True glamour is, arguably, so innate that it can easily be shrugged off, slipped out of, for a moment.

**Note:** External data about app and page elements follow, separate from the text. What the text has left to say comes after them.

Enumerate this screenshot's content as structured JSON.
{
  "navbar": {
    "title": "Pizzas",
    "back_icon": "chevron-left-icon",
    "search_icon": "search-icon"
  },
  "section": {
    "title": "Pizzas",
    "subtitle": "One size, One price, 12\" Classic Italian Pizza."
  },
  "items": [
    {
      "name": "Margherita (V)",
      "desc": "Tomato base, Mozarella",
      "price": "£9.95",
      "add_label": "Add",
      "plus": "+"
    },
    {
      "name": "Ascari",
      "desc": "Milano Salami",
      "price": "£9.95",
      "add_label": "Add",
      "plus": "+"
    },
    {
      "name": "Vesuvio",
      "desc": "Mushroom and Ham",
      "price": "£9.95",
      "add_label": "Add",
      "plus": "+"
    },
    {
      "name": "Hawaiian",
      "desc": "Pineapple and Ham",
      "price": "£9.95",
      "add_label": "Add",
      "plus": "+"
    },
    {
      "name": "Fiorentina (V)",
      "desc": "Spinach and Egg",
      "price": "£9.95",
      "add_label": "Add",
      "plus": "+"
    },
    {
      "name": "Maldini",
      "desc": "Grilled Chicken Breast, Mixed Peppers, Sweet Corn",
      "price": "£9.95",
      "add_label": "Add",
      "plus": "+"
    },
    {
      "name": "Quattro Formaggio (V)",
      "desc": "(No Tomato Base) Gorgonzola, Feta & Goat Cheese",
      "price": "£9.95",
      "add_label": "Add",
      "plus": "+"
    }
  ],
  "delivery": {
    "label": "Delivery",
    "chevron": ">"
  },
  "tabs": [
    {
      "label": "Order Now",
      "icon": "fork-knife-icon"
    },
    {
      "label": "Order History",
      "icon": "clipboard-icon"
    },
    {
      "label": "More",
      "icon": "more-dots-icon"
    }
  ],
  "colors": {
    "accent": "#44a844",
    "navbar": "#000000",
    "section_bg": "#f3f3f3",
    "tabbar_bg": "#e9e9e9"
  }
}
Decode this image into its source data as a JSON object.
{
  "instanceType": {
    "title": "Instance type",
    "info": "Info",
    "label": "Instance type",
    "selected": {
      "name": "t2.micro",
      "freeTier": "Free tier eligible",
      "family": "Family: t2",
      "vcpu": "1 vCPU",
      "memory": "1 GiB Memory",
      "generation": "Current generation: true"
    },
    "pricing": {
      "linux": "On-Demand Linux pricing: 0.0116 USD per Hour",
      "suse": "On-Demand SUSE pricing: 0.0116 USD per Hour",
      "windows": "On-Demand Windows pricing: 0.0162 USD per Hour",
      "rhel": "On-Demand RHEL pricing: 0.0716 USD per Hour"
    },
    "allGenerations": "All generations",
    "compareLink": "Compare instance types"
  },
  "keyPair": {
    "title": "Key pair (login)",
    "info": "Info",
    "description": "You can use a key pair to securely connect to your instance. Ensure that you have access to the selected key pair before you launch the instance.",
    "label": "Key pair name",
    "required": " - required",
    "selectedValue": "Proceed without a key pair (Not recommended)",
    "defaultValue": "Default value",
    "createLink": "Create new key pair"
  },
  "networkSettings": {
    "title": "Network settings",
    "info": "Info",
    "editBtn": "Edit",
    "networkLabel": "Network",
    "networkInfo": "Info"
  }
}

What happens when a young fashion house, typified by out-and-out maximalism – arguably the only London label proposing it is forced to consider ‘easy’” the 16Arlington design duo Marco Capaldo and Federica Cavenati asked themselves when they started to conceive this spring project at home where they had to confront the duality between their preferred aesthetic of maximalism against the new mood brought on by the pandemic. In a word, their entire world had collapsed – “the very idea of evening wear – their heartland – has been rendered abstract.”

As their world collapsed, the real-life design couple settled in with the ‘satiny-slouch’ of bias-cut satin top and leather pleats large pants, yellow and fuschia satin bias cut long dress, brown leather long dress, and daywear brown slim jacket pantsuits. The pair crafted a black leather lace-up corset jacket to voice their frustrations in a garment over the restrictions imposed from without.  

Their film presentation opened with a model pouring water over her face wearing a nude color leather jacket followed by one in a black crochet corset top and a brown-gray bubble glass crystal micro dress. The water felt like tears shedding for a lost world. 

Even in acknowledging that the pandemic will change fashion and their brand forever, Capaldo and Cavenati remained optimistic about the future – “the drama and the disco will return.” 

Let’s all hope that is the case. Let’s also hope the live fashion show will return soon too.

The Long View

Perhaps the best presentation of the day belonged to Stephen Jones who personally narrated a one minute film titled ‘Analogue Fairydust’ starring Noonoouri and showcased a few of Jones’ new well marvelous creations to say the least.  

It is futile to describe the film – it is a must-see.  Enjoy and as Jones said ‘… And may all your hatty dreams come true.’